In the realm of cultural perceptions, the Chinese Revolution highlighted the importance of unity, patriotism, and the promotion of socialist values. Propaganda played a significant role in shaping the cultural landscape by glorifying the Communist Party and its leaders, fostering a sense of national pride and purpose among the Chinese populace.

Artistic expressions during this period often reflected the revolutionary zeal and socialist ideology, with artworks portraying themes of class struggle, rural life, and the heroism of revolutionary figures. Traditional art forms were sometimes reinterpreted to align with the new socialist narrative, emphasizing the virtues of the proletariat and the transformative power of the revolution on society and culture.

Overall, the Chinese Revolution symbolized a break from the old order, ushering in a new era of cultural and societal transformation. Its impact reverberated beyond China, inspiring revolutionary movements in other parts of the world and contributing to a global awareness of the power of cultural revolutions in reshaping entire societies.

In examining cultural perceptions of revolution worldwide, the diverse interpretations of liberty and equality have shaped societies across the globe. From the Haitian Revolution’s pivotal role to the ongoing implications of the Arab Spring, these historical events continue to influence cultural norms and societal progress. The legacy of these revolutions underscores the interconnectedness of global cultures in shaping our collective understanding of revolution and its far-reaching impact on humanity.

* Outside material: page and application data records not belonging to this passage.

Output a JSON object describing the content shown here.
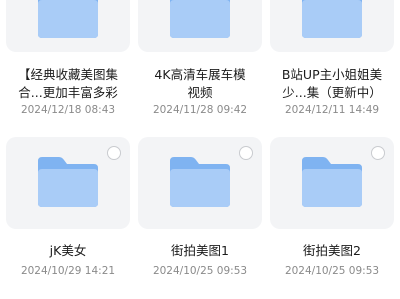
{
  "folders": [
    {
      "title_line1": "【经典收藏美图集",
      "title_line2": "合...更加丰富多彩",
      "date": "2024/12/18 08:43",
      "icon": "folder-icon",
      "selectable": false
    },
    {
      "title_line1": "4K高清车展车模",
      "title_line2": "视频",
      "date": "2024/11/28 09:42",
      "icon": "folder-icon",
      "selectable": false
    },
    {
      "title_line1": "B站UP主小姐姐美",
      "title_line2": "少...集（更新中）",
      "date": "2024/12/11 14:49",
      "icon": "folder-icon",
      "selectable": false
    },
    {
      "title_line1": "jK美女",
      "date": "2024/10/29 14:21",
      "icon": "folder-icon",
      "selectable": true
    },
    {
      "title_line1": "街拍美图1",
      "date": "2024/10/25 09:53",
      "icon": "folder-icon",
      "selectable": true
    },
    {
      "title_line1": "街拍美图2",
      "date": "2024/10/25 09:53",
      "icon": "folder-icon",
      "selectable": true
    }
  ],
  "colors": {
    "card_background": "#f3f4f6",
    "folder_back": "#7fb3f1",
    "folder_front": "#a9ccf7",
    "title_text": "#1b1b1b",
    "date_text": "#8a8a8a"
  }
}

As we reflect on the enduring significance of these revolutions, it becomes evident that cultural perceptions play a crucial role in shaping historical narratives and societal progress. By exploring the multifaceted interpretations of revolution worldwide, we gain a deeper understanding of the complexities and nuances that define our global cultural landscape. As we navigate the intricate tapestry of our shared history, it is through these cultural lenses that we can truly appreciate the transformative power of revolution in shaping our world today and in the future.